§ What is required
Go through the data and retrieve each line that includes the string "JSON".

++++ Provided records

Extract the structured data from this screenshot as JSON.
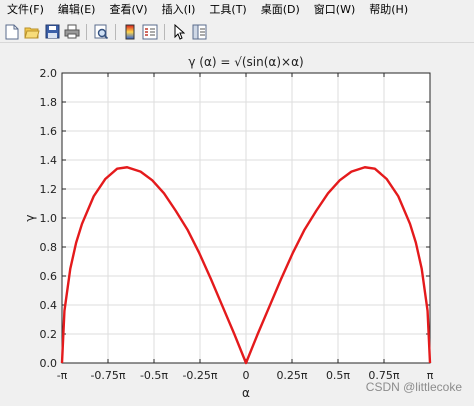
{
  "menubar": {
    "items": [
      {
        "label": "文件(F)"
      },
      {
        "label": "编辑(E)"
      },
      {
        "label": "查看(V)"
      },
      {
        "label": "插入(I)"
      },
      {
        "label": "工具(T)"
      },
      {
        "label": "桌面(D)"
      },
      {
        "label": "窗口(W)"
      },
      {
        "label": "帮助(H)"
      }
    ]
  },
  "toolbar": {
    "icons": [
      "new-file-icon",
      "open-folder-icon",
      "save-icon",
      "print-icon",
      "print-preview-icon",
      "colorbar-icon",
      "legend-icon",
      "pointer-icon",
      "property-editor-icon"
    ]
  },
  "chart_data": {
    "type": "line",
    "title": "γ (α) = √(sin(α)×α)",
    "xlabel": "α",
    "ylabel": "γ",
    "xlim": [
      -3.14159,
      3.14159
    ],
    "ylim": [
      0,
      2
    ],
    "x_ticks": [
      {
        "value": -3.14159,
        "label": "-π"
      },
      {
        "value": -2.35619,
        "label": "-0.75π"
      },
      {
        "value": -1.5708,
        "label": "-0.5π"
      },
      {
        "value": -0.7854,
        "label": "-0.25π"
      },
      {
        "value": 0,
        "label": "0"
      },
      {
        "value": 0.7854,
        "label": "0.25π"
      },
      {
        "value": 1.5708,
        "label": "0.5π"
      },
      {
        "value": 2.35619,
        "label": "0.75π"
      },
      {
        "value": 3.14159,
        "label": "π"
      }
    ],
    "y_ticks": [
      {
        "value": 0,
        "label": "0.0"
      },
      {
        "value": 0.2,
        "label": "0.2"
      },
      {
        "value": 0.4,
        "label": "0.4"
      },
      {
        "value": 0.6,
        "label": "0.6"
      },
      {
        "value": 0.8,
        "label": "0.8"
      },
      {
        "value": 1.0,
        "label": "1.0"
      },
      {
        "value": 1.2,
        "label": "1.2"
      },
      {
        "value": 1.4,
        "label": "1.4"
      },
      {
        "value": 1.6,
        "label": "1.6"
      },
      {
        "value": 1.8,
        "label": "1.8"
      },
      {
        "value": 2.0,
        "label": "2.0"
      }
    ],
    "grid": true,
    "series": [
      {
        "color": "#e41a1c",
        "x": [
          -3.14159,
          -3.1,
          -3.0,
          -2.9,
          -2.8,
          -2.6,
          -2.4,
          -2.2,
          -2.029,
          -1.8,
          -1.6,
          -1.4,
          -1.2,
          -1.0,
          -0.8,
          -0.6,
          -0.4,
          -0.2,
          0,
          0.2,
          0.4,
          0.6,
          0.8,
          1.0,
          1.2,
          1.4,
          1.6,
          1.8,
          2.029,
          2.2,
          2.4,
          2.6,
          2.8,
          2.9,
          3.0,
          3.1,
          3.14159
        ],
        "y": [
          0.0,
          0.36,
          0.65,
          0.83,
          0.96,
          1.15,
          1.27,
          1.34,
          1.35,
          1.32,
          1.26,
          1.17,
          1.05,
          0.92,
          0.76,
          0.58,
          0.39,
          0.2,
          0.0,
          0.2,
          0.39,
          0.58,
          0.76,
          0.92,
          1.05,
          1.17,
          1.26,
          1.32,
          1.35,
          1.34,
          1.27,
          1.15,
          0.96,
          0.83,
          0.65,
          0.36,
          0.0
        ]
      }
    ]
  },
  "colors": {
    "line": "#e41a1c",
    "grid": "#dedede",
    "axes": "#262626"
  },
  "watermark": "CSDN @littlecoke"
}
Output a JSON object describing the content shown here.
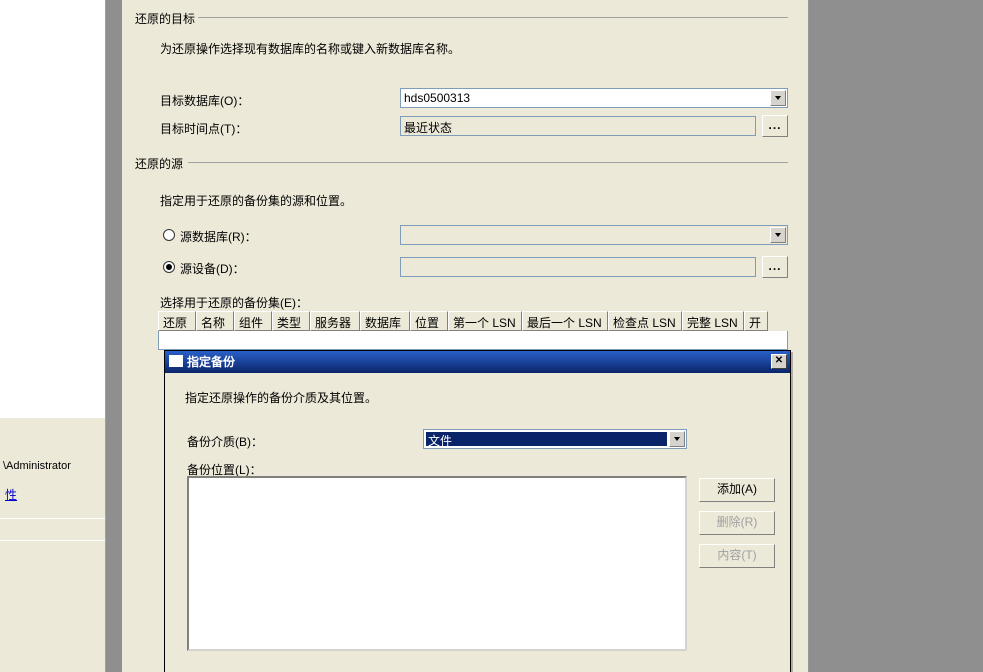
{
  "left": {
    "admin": "\\Administrator",
    "link": "性"
  },
  "restore": {
    "target_title": "还原的目标",
    "target_hint": "为还原操作选择现有数据库的名称或键入新数据库名称。",
    "dest_db_label": "目标数据库(O)：",
    "dest_db_value": "hds0500313",
    "dest_time_label": "目标时间点(T)：",
    "dest_time_value": "最近状态",
    "source_title": "还原的源",
    "source_hint": "指定用于还原的备份集的源和位置。",
    "radio_db": "源数据库(R)：",
    "radio_dev": "源设备(D)：",
    "sets_label": "选择用于还原的备份集(E)：",
    "browse": "..."
  },
  "table": {
    "cols": [
      "还原",
      "名称",
      "组件",
      "类型",
      "服务器",
      "数据库",
      "位置",
      "第一个 LSN",
      "最后一个 LSN",
      "检查点 LSN",
      "完整 LSN",
      "开"
    ]
  },
  "modal": {
    "title": "指定备份",
    "hint": "指定还原操作的备份介质及其位置。",
    "media_label": "备份介质(B)：",
    "media_value": "文件",
    "loc_label": "备份位置(L)：",
    "add": "添加(A)",
    "remove": "删除(R)",
    "contents": "内容(T)"
  }
}
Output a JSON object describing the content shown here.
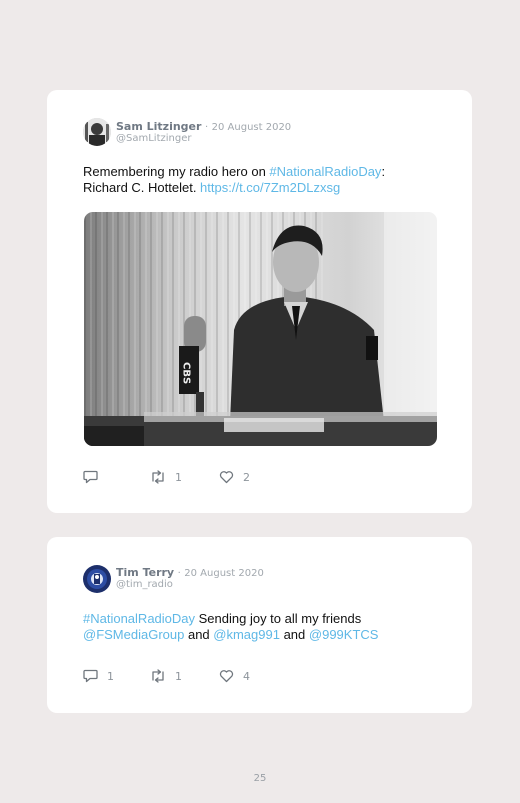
{
  "tweets": [
    {
      "name": "Sam Litzinger",
      "separator": "·",
      "date": "20 August 2020",
      "handle": "@SamLitzinger",
      "text": {
        "t1": "Remembering my radio hero on ",
        "hashtag": "#NationalRadioDay",
        "t2": ":",
        "t3": "Richard C. Hottelet. ",
        "url": "https://t.co/7Zm2DLzxsg"
      },
      "photo": {
        "mic_label": "CBS"
      },
      "actions": {
        "reply_icon": "reply-icon",
        "retweet_icon": "retweet-icon",
        "like_icon": "heart-icon",
        "replies": "",
        "retweets": "1",
        "likes": "2"
      }
    },
    {
      "name": "Tim Terry",
      "separator": "·",
      "date": "20 August 2020",
      "handle": "@tim_radio",
      "text": {
        "hashtag": "#NationalRadioDay",
        "t1": " Sending joy to all my friends",
        "m1": "@FSMediaGroup",
        "and1": " and ",
        "m2": "@kmag991",
        "and2": " and ",
        "m3": "@999KTCS"
      },
      "actions": {
        "reply_icon": "reply-icon",
        "retweet_icon": "retweet-icon",
        "like_icon": "heart-icon",
        "replies": "1",
        "retweets": "1",
        "likes": "4"
      }
    }
  ],
  "page_number": "25",
  "colors": {
    "link": "#5fb8e6",
    "background": "#eeeaea",
    "card": "#ffffff",
    "muted": "#a2a8ae"
  }
}
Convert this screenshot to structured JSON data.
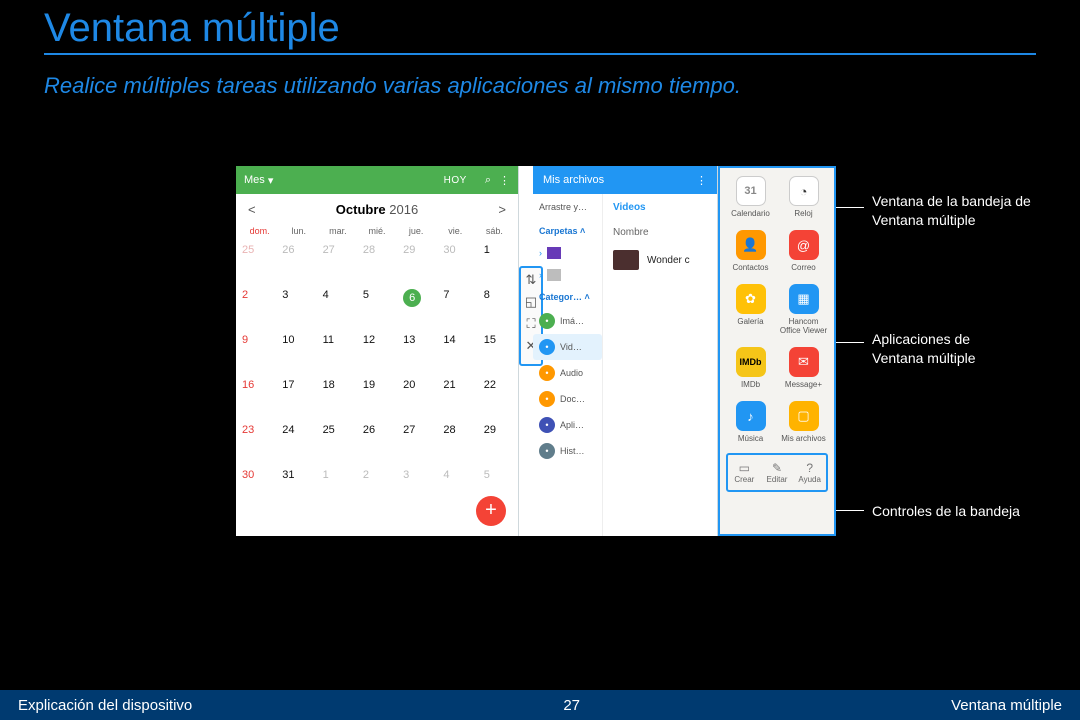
{
  "title": "Ventana múltiple",
  "subtitle": "Realice múltiples tareas utilizando varias aplicaciones al mismo tiempo.",
  "calendar": {
    "view_label": "Mes",
    "today_link": "HOY",
    "month": "Octubre",
    "year": "2016",
    "dow": [
      "dom.",
      "lun.",
      "mar.",
      "mié.",
      "jue.",
      "vie.",
      "sáb."
    ],
    "cells": [
      {
        "n": "25",
        "dim": true,
        "sun": true
      },
      {
        "n": "26",
        "dim": true
      },
      {
        "n": "27",
        "dim": true
      },
      {
        "n": "28",
        "dim": true
      },
      {
        "n": "29",
        "dim": true
      },
      {
        "n": "30",
        "dim": true
      },
      {
        "n": "1"
      },
      {
        "n": "2",
        "sun": true
      },
      {
        "n": "3"
      },
      {
        "n": "4"
      },
      {
        "n": "5"
      },
      {
        "n": "6",
        "today": true
      },
      {
        "n": "7"
      },
      {
        "n": "8"
      },
      {
        "n": "9",
        "sun": true
      },
      {
        "n": "10"
      },
      {
        "n": "11"
      },
      {
        "n": "12"
      },
      {
        "n": "13"
      },
      {
        "n": "14"
      },
      {
        "n": "15"
      },
      {
        "n": "16",
        "sun": true
      },
      {
        "n": "17"
      },
      {
        "n": "18"
      },
      {
        "n": "19"
      },
      {
        "n": "20"
      },
      {
        "n": "21"
      },
      {
        "n": "22"
      },
      {
        "n": "23",
        "sun": true
      },
      {
        "n": "24"
      },
      {
        "n": "25"
      },
      {
        "n": "26"
      },
      {
        "n": "27"
      },
      {
        "n": "28"
      },
      {
        "n": "29"
      },
      {
        "n": "30",
        "sun": true
      },
      {
        "n": "31"
      },
      {
        "n": "1",
        "dim": true
      },
      {
        "n": "2",
        "dim": true
      },
      {
        "n": "3",
        "dim": true
      },
      {
        "n": "4",
        "dim": true
      },
      {
        "n": "5",
        "dim": true
      }
    ]
  },
  "divider_icons": [
    "⇅",
    "◱",
    "⛶",
    "✕"
  ],
  "myfiles": {
    "title": "Mis archivos",
    "left": {
      "drag": "Arrastre y…",
      "folders": "Carpetas",
      "categories": "Categor…",
      "items": [
        "Imá…",
        "Vid…",
        "Audio",
        "Doc…",
        "Apli…",
        "Hist…"
      ]
    },
    "right": {
      "tab": "Videos",
      "header": "Nombre",
      "item": "Wonder c"
    }
  },
  "apps": [
    {
      "label": "Calendario",
      "cls": "c31",
      "glyph": "31"
    },
    {
      "label": "Reloj",
      "cls": "clk",
      "glyph": "◔"
    },
    {
      "label": "Contactos",
      "cls": "orng",
      "glyph": "👤"
    },
    {
      "label": "Correo",
      "cls": "red",
      "glyph": "@"
    },
    {
      "label": "Galería",
      "cls": "yell",
      "glyph": "✿"
    },
    {
      "label": "Hancom Office Viewer",
      "cls": "blue",
      "glyph": "▦"
    },
    {
      "label": "IMDb",
      "cls": "imdb",
      "glyph": "IMDb"
    },
    {
      "label": "Message+",
      "cls": "msg",
      "glyph": "✉"
    },
    {
      "label": "Música",
      "cls": "blue",
      "glyph": "♪"
    },
    {
      "label": "Mis archivos",
      "cls": "fold",
      "glyph": "▢"
    }
  ],
  "traybar": [
    {
      "icon": "▭",
      "label": "Crear"
    },
    {
      "icon": "✎",
      "label": "Editar"
    },
    {
      "icon": "?",
      "label": "Ayuda"
    }
  ],
  "callouts": {
    "c1": "Ventana de la bandeja de\nVentana múltiple",
    "c2": "Aplicaciones de\nVentana múltiple",
    "c3": "Controles de la bandeja"
  },
  "footer": {
    "left": "Explicación del dispositivo",
    "center": "27",
    "right": "Ventana múltiple"
  }
}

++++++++

§ Task output
Extract the structured data from this screenshot as JSON.
Output a JSON object describing the content shown here.
Output a JSON object describing the content shown here.
Convert this screenshot to structured JSON data.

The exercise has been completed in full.